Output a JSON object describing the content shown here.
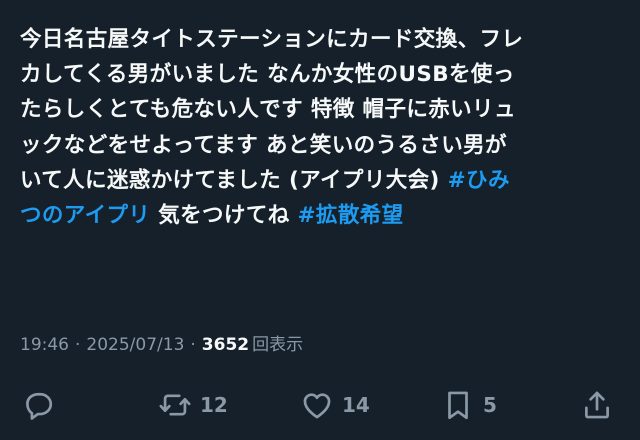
{
  "tweet": {
    "lines": [
      [
        {
          "text": "今日名古屋タイトステーションにカード交換、フレ",
          "hashtag": false
        }
      ],
      [
        {
          "text": "カしてくる男がいました  なんか女性のUSBを使っ",
          "hashtag": false
        }
      ],
      [
        {
          "text": "たらしくとても危ない人です 特徴 帽子に赤いリュ",
          "hashtag": false
        }
      ],
      [
        {
          "text": "ックなどをせよってます  あと笑いのうるさい男が",
          "hashtag": false
        }
      ],
      [
        {
          "text": "いて人に迷惑かけてました (アイプリ大会)  ",
          "hashtag": false
        },
        {
          "text": "#ひみ",
          "hashtag": true
        }
      ],
      [
        {
          "text": "つのアイプリ",
          "hashtag": true
        },
        {
          "text": " 気をつけてね   ",
          "hashtag": false
        },
        {
          "text": "#拡散希望",
          "hashtag": true
        }
      ]
    ]
  },
  "meta": {
    "time": "19:46",
    "separator": "·",
    "date": "2025/07/13",
    "views_count": "3652",
    "views_label": "回表示"
  },
  "actions": {
    "reply": {
      "icon": "reply-icon",
      "count": ""
    },
    "retweet": {
      "icon": "retweet-icon",
      "count": "12"
    },
    "like": {
      "icon": "heart-icon",
      "count": "14"
    },
    "bookmark": {
      "icon": "bookmark-icon",
      "count": "5"
    },
    "share": {
      "icon": "share-icon",
      "count": ""
    }
  },
  "colors": {
    "background": "#15202b",
    "text": "#f7f9f9",
    "muted": "#8b98a5",
    "hashtag": "#1d9bf0"
  }
}
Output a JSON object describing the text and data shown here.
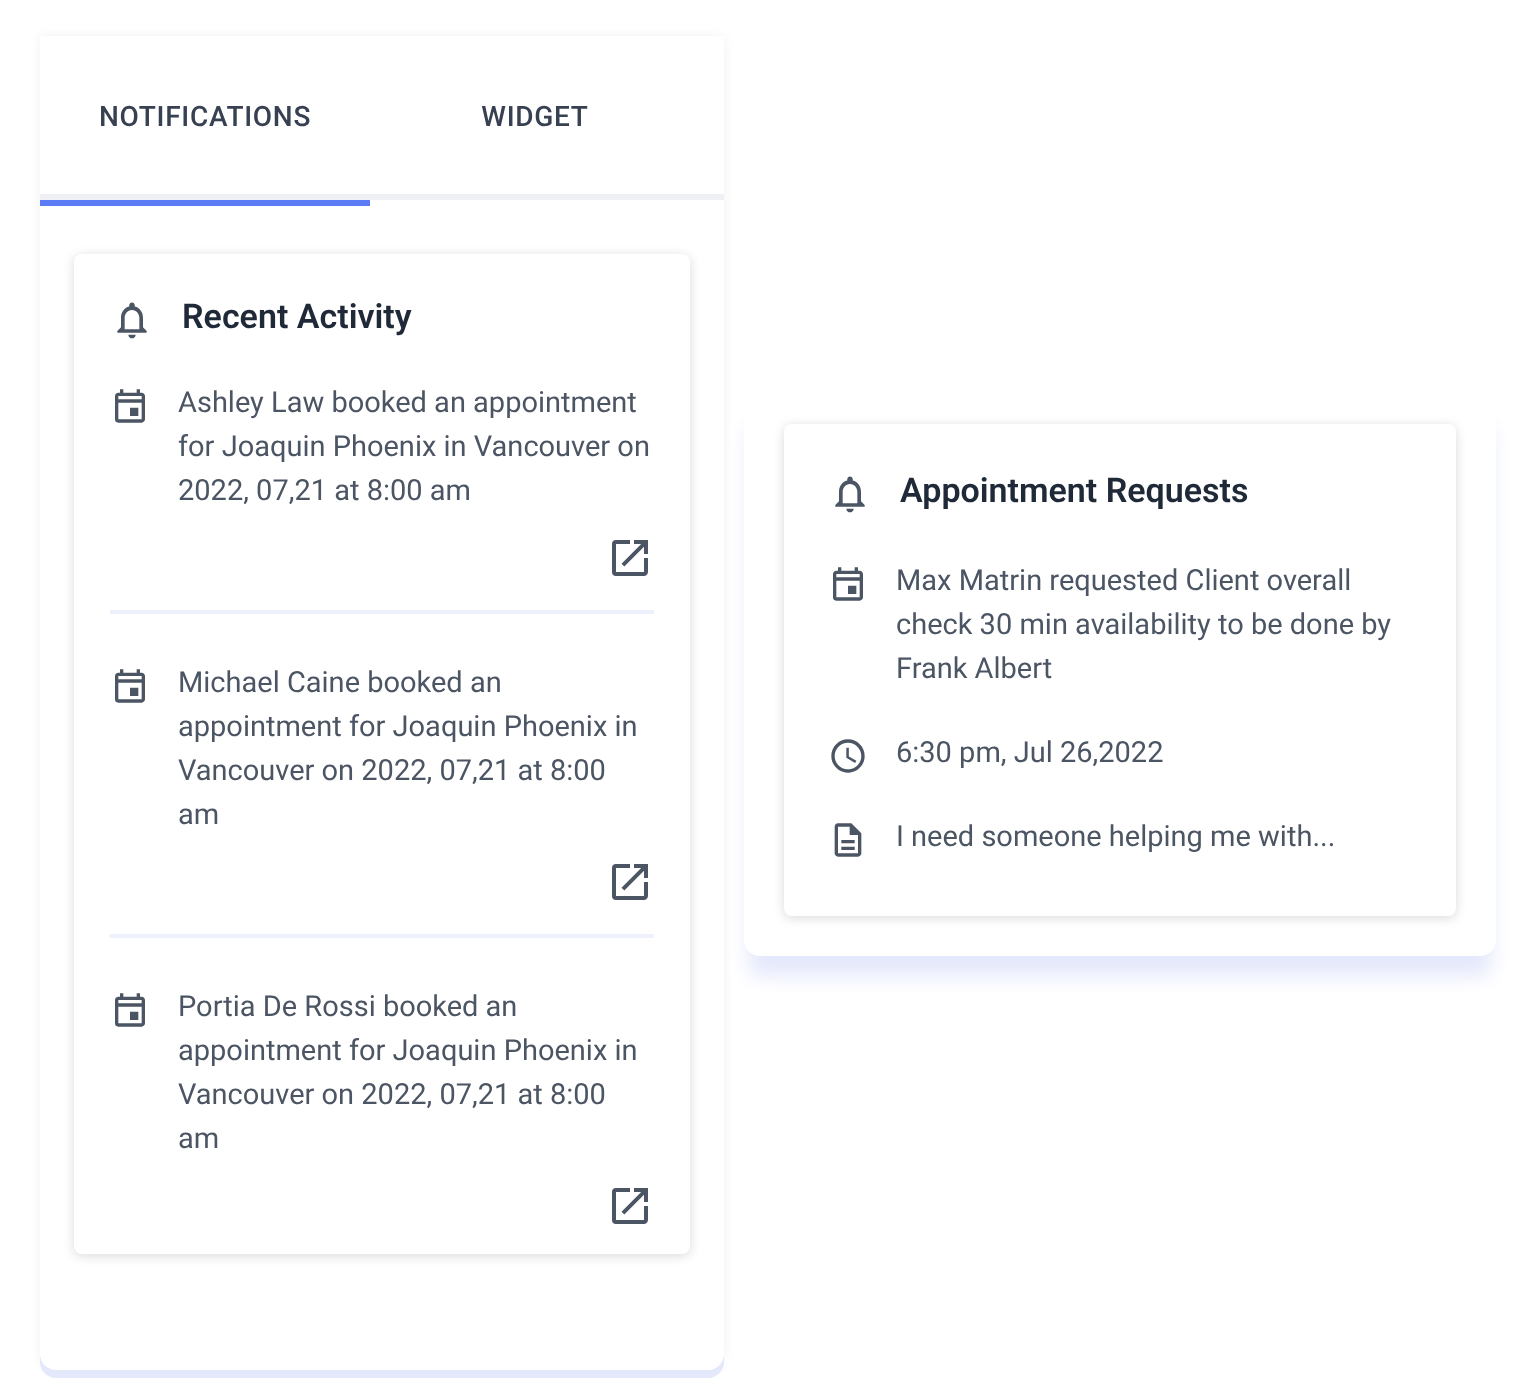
{
  "tabs": [
    {
      "label": "NOTIFICATIONS",
      "selected": true
    },
    {
      "label": "WIDGET",
      "selected": false
    }
  ],
  "recent_activity": {
    "title": "Recent Activity",
    "items": [
      {
        "text": "Ashley Law booked an appointment for Joaquin Phoenix in Vancouver on 2022, 07,21 at 8:00 am"
      },
      {
        "text": "Michael Caine booked an appointment for Joaquin Phoenix in Vancouver on 2022, 07,21 at 8:00 am"
      },
      {
        "text": "Portia De Rossi booked an appointment for Joaquin Phoenix in Vancouver on 2022, 07,21 at 8:00 am"
      }
    ]
  },
  "appointment_requests": {
    "title": "Appointment Requests",
    "rows": [
      {
        "kind": "event",
        "text": "Max Matrin requested Client overall check 30 min availability to be done by Frank Albert"
      },
      {
        "kind": "time",
        "text": "6:30 pm, Jul 26,2022"
      },
      {
        "kind": "note",
        "text": "I need someone helping me with..."
      }
    ]
  }
}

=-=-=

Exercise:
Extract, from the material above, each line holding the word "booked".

Result of this task:
        "text": "Ashley Law booked an appointment for Joaquin Phoenix in Vancouver on 2022, 07,21 at 8:00 am"
        "text": "Michael Caine booked an appointment for Joaquin Phoenix in Vancouver on 2022, 07,21 at 8:00 am"
        "text": "Portia De Rossi booked an appointment for Joaquin Phoenix in Vancouver on 2022, 07,21 at 8:00 am"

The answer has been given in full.